firearms, and it seemed that nothing could avert a sanguinary conflict.
Just as the Yeomen were about to fire, however, the Militia
Between 1817 and 1830 Wiltshire was in a very disturbed and unhappy
state on account of labour troubles, and the Yeomanry were constantly
being requisitioned to quell riots. In
1831 the King bestowed the title of “Royal” upon the regiment, through
Lord Lansdowne, in recognition of its services during the critical period.
In 1835, when the precedence of Yeomanry regiments was established,
the Royal Wiltshire was given Number 1, both because it was the first
raised in 1793, and because it had preserved its continuity.
At a later date, when Light Dragoon regiments
were converted into Hussars, the Wiltshire followed suit, the uniform
adopted being-“Blue; facings, Busby-bag, and plume scarlet.”
In the light of passing events a noteworthy innovation appeared in
1859. The then colonel, Lord Ailesbury, introduced auxiliary
riflemen, who were not horsed, but transported in cars.
These riflemen were young townsmen, not having the same facilities
for equestrian exercise as the farmer class, but who proved themselves to
be better shots. The system
was maintained until 1876, when a war office order disbanded them.
In 1863 the Prince of Wales honoured Colonel the Marquess of
Ailesbury with a visit at Savernake, and, as might have been expected, the
Marlborough troop of the Royal Wiltshire supplied travelling escorts and
guards of honour. As this was
the first occasion on which His Royal Highness came into contact with the
Yeomanry force officially, he conferred upon the regiment the distinctive
title “Prince of Wale’s Own.” We
have nothing more to record of the regiment until 1872, when it took part
in the Salisbury manoeuvres, and, again, until the training of 1893, when
the century of its genesis was celebrated amidst great enthusiasm.
When in January, 1900, the Yeomanry were called upon to volunteer
service companies for South Africa, the Wiltshire promptly produced three,
forming the 1st, 2nd, 63rd Companies of
Imperial Yeomanry, which were the first to be ready, though for some
reason they were not the first despatched.
Two machine-gun detachments equipped with Colt automatic guns and
galloping carriages complete, accompanied the force, which was composed of
picked men-good shots and riders. In
South Africa the most notable engagements in which the Wiltshire companies
took part were the defence of Ladybrand-successfully maintained by the 2nd
company and some details-and the battle of Senekal.
The defence of Ladybrand was a brilliant affair, and Lord Roberts
specially mentioned the gallantry of the Wiltshire men in foiling a
greatly superior force of Boers in his cable to the war office announcing
the relief.

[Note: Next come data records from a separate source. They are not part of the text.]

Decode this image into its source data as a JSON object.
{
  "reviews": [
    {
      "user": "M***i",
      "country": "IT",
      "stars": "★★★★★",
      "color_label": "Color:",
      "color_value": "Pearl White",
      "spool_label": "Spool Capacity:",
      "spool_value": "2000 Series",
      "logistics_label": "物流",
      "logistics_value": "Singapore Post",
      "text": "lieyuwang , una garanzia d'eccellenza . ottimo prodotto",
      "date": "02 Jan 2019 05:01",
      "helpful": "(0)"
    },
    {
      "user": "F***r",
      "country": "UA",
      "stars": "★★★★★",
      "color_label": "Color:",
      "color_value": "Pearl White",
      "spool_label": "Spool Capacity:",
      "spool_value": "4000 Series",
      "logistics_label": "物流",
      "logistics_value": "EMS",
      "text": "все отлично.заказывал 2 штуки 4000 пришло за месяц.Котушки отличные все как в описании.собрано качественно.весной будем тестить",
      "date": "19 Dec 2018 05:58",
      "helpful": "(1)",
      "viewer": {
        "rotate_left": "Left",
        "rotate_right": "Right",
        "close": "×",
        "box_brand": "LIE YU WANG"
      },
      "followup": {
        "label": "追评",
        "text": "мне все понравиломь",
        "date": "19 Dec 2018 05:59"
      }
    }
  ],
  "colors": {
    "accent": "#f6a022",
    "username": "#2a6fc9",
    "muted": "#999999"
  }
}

The third company
had the honour of accompanying the present Commander-in-Chief when he
entered Pretoria in triumph. When
reinforcements of Imperial Yeomanry were called for at the commencement of
the present year, the Wiltshire regiment sent out an additional 100 men.
The corps has had no less than eleven officers and three members of
the permanent staff serving with the Imperial Yeomanry in South Africa or
in other capacities, in addition to officers and non-commissioned officers
specially enlisted for special service.
Four officers have received the D.S.O., and several
non-commissioned officers and men the Distinguished Service Medal,
including Sergeant-Major Lyford, who at the siege of Ladybrand had the
whole of his lower jaw shot away by a shell.
The casualties suffered by the regiment were heavy, one officer and
over thirty non-commissioned officers and men having been killed or died
the 1890's regimental commander is Lieutenant –Colonel the right Hon.
W.H. Long, M.P. whose ancestor, Mr Richard Long, as High Sheriff of the
county in 1793, issued the original call to arms, resulting in the
formation of the “Number 1” Devizes troop.
Under the new regulations the best class of recruit is being
obtained-this year there have been 134 of them-and the influx of a quota
of town candidates is an agreeable feature.
In the person of Squadron Sergeant-Major Parrott, the Wiltshire’s
possess a veteran Yeoman who claims to be the oldest of any.
Since Sergeant Major joined the force, as far back as 1854, it is
hardly likely that this claim can be disputed.
The headquarters of the Royal Wiltshire’s is located at